You have to include the man with the most NBA titles, Bill Russell; arguably the best all-around player ever, Lebron James; and the best ever, Michael Jordan. But the last spot is the most hotly debated.
Some say it should be Kareem Abdul-Jabbar, who has the most points scored in NBA history, or Oscar Robertson, the man who averaged a Triple-Double during the 1961-62 season. However, this debate shouldn’t exist, as that last spot belongs to one of the most prolific players ever.
His name is James Harden, and he is the best player in the NBA, and maybe ever.
He is what his Adidas commercial says, a creator.
But his creativity goes beyond just creating shots. Sure he can score, after all he’s averaged over 27 points per game since he got to Houston. He does average over 11 assists and now has 13 triple doubles (and counting).
However he isn’t a stat stuffer like some of the other stars in the league. Harden plays the game to win, and he does so by creating whatever is necessary to win.
You need 40 points in 3 consecutive games in the playoffs? He’ll do it. You have a center with a favorable mismatch over his opponent? James will get him the ball at will. You need to win the game? Put him in.
Even though he doesn’t focus on his own stats, he still posts out-of-this-world numbers.

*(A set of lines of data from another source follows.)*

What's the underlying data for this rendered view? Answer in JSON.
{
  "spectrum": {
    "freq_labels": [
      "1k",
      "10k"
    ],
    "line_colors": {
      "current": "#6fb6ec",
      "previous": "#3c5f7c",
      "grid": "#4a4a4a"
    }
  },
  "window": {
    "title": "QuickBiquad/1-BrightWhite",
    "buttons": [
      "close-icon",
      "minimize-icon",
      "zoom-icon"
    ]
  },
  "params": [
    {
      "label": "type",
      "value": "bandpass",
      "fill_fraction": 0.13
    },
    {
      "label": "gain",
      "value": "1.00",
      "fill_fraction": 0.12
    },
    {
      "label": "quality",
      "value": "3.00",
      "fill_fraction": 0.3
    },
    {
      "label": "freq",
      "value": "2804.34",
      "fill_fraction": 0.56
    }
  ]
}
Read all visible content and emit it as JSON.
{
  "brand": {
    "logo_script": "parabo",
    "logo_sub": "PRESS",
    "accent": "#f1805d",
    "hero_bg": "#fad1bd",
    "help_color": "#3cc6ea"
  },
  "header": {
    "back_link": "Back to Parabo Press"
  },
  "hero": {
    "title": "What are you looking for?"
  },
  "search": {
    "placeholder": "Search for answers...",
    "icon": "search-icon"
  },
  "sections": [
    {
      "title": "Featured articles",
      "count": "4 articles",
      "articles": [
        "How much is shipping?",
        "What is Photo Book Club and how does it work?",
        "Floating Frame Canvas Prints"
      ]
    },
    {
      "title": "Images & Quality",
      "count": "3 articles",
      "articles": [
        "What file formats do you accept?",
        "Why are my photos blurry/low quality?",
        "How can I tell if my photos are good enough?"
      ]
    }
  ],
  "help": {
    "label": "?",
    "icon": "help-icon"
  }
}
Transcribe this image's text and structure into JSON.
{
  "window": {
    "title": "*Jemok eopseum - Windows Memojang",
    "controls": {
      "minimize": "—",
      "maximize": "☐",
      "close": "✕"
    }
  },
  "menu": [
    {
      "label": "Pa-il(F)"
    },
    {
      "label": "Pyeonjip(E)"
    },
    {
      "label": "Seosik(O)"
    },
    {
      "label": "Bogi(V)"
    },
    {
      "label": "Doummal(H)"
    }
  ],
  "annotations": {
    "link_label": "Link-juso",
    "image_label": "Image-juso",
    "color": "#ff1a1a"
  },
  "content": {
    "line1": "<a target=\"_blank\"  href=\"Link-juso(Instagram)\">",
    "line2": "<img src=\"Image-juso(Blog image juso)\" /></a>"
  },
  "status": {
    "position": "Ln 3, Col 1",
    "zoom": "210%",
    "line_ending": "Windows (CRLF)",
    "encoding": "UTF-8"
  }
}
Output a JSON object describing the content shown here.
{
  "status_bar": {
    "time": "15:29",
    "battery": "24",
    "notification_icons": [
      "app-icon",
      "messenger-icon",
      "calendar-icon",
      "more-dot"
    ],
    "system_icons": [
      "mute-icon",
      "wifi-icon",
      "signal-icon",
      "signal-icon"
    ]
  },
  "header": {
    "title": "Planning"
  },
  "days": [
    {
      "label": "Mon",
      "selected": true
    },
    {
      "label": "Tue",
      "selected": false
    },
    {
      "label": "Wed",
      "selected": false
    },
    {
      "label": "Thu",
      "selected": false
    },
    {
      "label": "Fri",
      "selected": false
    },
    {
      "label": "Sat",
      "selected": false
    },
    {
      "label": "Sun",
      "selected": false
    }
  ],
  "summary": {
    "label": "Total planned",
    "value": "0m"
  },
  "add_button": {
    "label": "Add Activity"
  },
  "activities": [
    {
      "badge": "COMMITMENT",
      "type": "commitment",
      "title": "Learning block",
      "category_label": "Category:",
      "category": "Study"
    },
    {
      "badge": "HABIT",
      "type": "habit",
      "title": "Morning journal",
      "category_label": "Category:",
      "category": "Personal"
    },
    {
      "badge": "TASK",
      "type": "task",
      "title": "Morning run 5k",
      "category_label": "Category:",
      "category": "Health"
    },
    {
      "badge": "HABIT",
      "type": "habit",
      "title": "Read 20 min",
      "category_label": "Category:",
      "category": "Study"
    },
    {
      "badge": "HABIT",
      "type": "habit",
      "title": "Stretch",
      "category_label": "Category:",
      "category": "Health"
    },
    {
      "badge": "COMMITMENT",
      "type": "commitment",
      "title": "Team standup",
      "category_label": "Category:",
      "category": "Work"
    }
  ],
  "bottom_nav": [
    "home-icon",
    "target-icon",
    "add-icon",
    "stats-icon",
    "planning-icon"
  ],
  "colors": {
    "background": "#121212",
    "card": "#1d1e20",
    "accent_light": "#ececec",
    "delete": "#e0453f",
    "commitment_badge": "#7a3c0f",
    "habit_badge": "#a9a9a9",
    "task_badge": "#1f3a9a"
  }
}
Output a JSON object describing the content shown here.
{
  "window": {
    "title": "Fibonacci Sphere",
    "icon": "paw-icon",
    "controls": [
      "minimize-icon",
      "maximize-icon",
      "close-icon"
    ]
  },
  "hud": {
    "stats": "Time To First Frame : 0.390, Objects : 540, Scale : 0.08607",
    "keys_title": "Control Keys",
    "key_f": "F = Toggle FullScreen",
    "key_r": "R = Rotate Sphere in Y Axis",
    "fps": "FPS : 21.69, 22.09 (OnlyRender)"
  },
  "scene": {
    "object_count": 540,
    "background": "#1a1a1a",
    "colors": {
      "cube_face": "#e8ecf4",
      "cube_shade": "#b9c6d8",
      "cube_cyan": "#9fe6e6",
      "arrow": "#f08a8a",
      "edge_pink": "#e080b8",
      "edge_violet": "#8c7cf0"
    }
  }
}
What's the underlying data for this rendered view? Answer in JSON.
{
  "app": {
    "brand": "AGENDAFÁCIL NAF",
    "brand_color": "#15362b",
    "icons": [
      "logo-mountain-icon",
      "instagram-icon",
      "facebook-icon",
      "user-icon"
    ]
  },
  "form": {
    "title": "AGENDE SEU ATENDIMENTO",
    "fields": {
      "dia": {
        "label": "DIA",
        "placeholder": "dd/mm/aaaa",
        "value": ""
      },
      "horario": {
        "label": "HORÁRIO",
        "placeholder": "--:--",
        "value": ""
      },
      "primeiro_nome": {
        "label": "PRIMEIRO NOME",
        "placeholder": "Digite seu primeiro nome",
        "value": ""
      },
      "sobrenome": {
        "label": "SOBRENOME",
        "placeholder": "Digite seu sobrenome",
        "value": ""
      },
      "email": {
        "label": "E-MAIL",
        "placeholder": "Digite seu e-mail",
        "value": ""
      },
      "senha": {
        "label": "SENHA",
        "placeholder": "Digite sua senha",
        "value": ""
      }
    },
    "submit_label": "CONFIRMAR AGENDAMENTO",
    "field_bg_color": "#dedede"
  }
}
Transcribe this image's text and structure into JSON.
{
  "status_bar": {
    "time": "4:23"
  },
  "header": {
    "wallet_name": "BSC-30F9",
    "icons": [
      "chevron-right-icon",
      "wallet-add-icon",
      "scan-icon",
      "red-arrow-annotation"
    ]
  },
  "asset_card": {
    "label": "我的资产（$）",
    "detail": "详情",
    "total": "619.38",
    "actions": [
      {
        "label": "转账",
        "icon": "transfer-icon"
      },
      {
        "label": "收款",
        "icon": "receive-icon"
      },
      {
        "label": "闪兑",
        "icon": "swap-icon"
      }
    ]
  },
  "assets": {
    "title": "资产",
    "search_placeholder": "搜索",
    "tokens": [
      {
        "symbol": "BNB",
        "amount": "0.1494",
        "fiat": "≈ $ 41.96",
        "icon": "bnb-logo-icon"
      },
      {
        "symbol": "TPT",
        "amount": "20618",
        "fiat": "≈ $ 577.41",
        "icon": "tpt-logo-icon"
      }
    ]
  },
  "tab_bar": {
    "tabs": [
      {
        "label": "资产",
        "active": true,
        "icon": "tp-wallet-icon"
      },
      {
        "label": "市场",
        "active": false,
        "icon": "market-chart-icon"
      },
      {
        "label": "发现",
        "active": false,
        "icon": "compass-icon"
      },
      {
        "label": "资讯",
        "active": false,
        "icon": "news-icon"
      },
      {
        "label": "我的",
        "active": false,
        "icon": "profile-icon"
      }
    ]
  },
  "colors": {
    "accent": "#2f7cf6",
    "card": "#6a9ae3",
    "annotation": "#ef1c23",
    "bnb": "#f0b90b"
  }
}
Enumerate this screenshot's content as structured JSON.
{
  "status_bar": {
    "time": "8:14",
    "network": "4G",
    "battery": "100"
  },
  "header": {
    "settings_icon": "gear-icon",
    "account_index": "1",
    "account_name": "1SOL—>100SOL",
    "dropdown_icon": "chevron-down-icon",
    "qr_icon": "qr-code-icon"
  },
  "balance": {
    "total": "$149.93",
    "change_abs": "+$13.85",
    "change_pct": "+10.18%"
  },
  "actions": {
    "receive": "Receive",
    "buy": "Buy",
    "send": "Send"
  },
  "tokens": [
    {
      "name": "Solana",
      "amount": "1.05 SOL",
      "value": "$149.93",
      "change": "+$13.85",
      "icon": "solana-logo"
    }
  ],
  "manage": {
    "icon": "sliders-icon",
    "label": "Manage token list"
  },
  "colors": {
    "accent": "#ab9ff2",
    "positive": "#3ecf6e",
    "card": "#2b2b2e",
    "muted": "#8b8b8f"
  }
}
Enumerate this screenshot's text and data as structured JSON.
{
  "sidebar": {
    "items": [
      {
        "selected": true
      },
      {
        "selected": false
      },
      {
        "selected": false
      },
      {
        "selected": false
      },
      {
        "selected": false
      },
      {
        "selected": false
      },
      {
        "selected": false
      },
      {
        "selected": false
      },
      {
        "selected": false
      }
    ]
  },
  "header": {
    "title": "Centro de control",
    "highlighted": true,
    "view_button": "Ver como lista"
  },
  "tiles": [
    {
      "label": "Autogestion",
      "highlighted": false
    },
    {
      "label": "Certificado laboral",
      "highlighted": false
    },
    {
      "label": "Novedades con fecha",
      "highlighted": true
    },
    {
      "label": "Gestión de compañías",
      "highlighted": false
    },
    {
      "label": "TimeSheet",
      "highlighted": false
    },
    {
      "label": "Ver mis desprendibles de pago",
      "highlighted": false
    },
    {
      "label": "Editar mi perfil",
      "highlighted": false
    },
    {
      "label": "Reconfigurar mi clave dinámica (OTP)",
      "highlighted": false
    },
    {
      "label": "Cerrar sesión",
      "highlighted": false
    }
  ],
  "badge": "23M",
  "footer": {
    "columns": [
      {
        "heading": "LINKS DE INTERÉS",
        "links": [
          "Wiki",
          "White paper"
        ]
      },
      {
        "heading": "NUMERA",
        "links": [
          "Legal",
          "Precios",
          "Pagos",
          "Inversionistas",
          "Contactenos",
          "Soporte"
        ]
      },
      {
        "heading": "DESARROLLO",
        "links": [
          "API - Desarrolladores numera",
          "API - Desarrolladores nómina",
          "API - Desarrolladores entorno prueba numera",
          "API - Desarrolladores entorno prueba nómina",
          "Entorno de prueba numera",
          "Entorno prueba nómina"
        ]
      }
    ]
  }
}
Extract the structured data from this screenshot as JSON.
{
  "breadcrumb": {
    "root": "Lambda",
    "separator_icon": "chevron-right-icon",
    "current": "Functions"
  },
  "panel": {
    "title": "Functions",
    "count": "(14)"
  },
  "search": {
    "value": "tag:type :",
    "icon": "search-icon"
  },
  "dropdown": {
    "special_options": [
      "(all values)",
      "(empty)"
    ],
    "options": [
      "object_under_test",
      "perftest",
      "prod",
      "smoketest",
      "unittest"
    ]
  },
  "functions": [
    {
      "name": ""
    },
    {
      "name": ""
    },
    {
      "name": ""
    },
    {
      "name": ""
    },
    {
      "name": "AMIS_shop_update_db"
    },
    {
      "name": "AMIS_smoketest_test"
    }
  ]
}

Last year, he became the only player ever to average 29+ points, 7+ assists, 7+ rebounds, and 2+ steals. In fact, without his superb play last year, the Houston Rockets, who had an even 41 wins and 41 losses, were predicted to have only 28 wins without Harden by Basketball-Reference’s power index. His 13.3 wins above replacement was the largest in NBA history, with the next highest being from Michael Jordan in 1997, with 11.8.
On top of that, he became the first player ever to score 50 points, and have 15+ assists and rebounds in a game this year in a game against the New York Knicks, who ranked 7th in the league at the time in total defensive efficiency. The last, and most impressive part of his game is how he sees the floor. Until now, I’ve just glossed over the fact he averages nearly double-digit assists, but that part of his game is what makes him so great.
Even with the mediocre team around him, he still finds a way to distribute the ball to guys in scoring positions. James Harden creates an assist on 4.8 percent of his passes, which is the highest average since John Stockton, who has the most assists in NBA history.
When James Harden has the ball in his hands, he is the most dangerous man in NBA history.